--- Dataset extract Enclosed Below ---

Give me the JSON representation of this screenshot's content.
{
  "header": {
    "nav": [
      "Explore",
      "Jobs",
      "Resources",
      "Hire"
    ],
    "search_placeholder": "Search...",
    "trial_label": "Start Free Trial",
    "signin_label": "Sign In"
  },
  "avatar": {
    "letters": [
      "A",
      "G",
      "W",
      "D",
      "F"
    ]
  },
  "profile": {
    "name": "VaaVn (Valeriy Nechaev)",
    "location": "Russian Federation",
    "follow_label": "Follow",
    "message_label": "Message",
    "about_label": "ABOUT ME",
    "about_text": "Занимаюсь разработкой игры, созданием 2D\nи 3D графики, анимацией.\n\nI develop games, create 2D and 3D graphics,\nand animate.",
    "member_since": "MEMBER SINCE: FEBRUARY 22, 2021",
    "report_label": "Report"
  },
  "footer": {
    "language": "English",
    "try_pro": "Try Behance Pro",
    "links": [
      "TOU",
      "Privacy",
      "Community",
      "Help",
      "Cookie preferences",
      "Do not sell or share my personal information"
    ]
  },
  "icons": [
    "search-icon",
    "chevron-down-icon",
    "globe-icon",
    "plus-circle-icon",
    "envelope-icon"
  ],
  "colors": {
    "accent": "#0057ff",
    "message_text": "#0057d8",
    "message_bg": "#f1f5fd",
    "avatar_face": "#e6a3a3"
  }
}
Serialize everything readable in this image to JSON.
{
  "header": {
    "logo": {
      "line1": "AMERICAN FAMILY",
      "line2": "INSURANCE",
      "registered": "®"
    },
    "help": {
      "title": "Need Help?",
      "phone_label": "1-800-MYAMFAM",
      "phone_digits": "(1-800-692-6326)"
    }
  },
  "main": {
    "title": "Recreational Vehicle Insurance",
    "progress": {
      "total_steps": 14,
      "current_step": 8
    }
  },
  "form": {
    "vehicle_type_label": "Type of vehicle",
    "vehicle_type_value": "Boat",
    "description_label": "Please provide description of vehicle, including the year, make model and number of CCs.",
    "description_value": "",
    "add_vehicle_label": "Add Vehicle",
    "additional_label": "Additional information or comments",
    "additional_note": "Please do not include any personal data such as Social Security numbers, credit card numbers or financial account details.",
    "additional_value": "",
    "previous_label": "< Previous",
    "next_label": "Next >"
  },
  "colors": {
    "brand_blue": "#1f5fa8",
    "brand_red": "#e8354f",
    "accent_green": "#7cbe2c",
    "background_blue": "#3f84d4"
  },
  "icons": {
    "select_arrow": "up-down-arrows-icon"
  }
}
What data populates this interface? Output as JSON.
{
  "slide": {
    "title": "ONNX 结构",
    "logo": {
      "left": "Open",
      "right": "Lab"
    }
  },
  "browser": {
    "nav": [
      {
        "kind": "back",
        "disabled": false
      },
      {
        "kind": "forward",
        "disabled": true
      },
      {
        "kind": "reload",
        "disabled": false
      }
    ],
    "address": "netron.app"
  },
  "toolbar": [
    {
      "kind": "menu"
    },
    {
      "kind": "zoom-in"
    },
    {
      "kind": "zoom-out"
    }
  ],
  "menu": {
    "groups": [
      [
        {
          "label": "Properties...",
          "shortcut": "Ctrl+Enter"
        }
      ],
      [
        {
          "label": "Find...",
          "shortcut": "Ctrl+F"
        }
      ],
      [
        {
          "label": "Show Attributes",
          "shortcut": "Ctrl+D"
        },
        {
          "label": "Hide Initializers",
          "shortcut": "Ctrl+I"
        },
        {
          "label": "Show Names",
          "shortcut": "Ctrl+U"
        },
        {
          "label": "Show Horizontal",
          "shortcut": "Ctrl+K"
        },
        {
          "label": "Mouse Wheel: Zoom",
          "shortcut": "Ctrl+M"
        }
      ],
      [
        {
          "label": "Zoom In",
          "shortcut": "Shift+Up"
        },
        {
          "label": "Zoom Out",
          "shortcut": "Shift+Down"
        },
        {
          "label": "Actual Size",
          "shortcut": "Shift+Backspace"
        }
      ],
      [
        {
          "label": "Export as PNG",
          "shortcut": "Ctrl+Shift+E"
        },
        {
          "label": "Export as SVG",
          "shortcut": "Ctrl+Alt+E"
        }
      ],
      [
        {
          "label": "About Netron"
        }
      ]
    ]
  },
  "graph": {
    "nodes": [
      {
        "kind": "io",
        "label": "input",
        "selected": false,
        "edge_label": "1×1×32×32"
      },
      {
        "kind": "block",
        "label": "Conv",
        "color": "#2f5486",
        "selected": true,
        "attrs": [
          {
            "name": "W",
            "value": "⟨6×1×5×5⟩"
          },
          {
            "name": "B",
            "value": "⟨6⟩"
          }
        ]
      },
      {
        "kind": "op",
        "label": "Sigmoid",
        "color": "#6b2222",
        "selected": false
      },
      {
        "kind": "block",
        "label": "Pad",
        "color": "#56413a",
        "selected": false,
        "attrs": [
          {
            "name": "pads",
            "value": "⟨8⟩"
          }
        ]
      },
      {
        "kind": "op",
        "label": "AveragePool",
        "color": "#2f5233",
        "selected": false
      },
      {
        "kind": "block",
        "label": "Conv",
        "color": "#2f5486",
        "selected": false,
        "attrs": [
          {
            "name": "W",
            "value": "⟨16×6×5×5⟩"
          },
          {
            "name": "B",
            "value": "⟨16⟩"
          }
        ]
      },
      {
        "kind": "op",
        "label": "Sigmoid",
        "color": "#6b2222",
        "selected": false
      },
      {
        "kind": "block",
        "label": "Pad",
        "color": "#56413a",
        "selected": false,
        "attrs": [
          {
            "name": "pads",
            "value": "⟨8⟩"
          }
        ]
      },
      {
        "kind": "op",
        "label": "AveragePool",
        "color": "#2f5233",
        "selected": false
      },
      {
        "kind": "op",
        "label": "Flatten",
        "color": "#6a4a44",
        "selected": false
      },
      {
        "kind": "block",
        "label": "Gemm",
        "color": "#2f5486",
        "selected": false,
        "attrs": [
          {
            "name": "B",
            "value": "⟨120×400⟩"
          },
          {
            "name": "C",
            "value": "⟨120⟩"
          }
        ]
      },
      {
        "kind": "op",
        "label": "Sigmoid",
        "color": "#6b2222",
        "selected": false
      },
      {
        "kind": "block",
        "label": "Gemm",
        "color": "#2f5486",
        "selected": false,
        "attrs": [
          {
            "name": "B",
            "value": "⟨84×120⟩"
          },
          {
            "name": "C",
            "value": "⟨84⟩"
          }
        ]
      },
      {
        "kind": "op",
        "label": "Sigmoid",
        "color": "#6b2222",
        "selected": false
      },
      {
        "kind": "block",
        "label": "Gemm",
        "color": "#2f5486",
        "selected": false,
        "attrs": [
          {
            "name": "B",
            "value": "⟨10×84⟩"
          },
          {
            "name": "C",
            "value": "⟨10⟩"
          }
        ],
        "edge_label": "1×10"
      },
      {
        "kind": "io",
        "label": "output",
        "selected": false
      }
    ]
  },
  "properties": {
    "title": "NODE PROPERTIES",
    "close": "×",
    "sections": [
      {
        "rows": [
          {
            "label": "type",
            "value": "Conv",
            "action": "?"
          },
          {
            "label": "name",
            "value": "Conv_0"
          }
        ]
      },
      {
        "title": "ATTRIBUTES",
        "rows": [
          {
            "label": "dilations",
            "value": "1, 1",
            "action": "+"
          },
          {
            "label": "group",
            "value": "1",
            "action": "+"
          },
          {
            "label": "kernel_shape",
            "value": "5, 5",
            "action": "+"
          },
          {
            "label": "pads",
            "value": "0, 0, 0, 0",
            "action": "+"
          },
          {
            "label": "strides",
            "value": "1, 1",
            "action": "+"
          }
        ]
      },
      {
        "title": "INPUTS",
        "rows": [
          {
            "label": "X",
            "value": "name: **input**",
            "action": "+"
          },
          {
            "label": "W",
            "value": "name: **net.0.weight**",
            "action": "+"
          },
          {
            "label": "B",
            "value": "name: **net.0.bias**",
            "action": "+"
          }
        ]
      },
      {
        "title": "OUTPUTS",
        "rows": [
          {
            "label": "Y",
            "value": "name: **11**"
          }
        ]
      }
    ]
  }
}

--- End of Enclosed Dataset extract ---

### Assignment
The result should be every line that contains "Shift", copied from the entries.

### Task output
          "shortcut": "Shift+Up"
          "shortcut": "Shift+Down"
          "shortcut": "Shift+Backspace"
          "shortcut": "Ctrl+Shift+E"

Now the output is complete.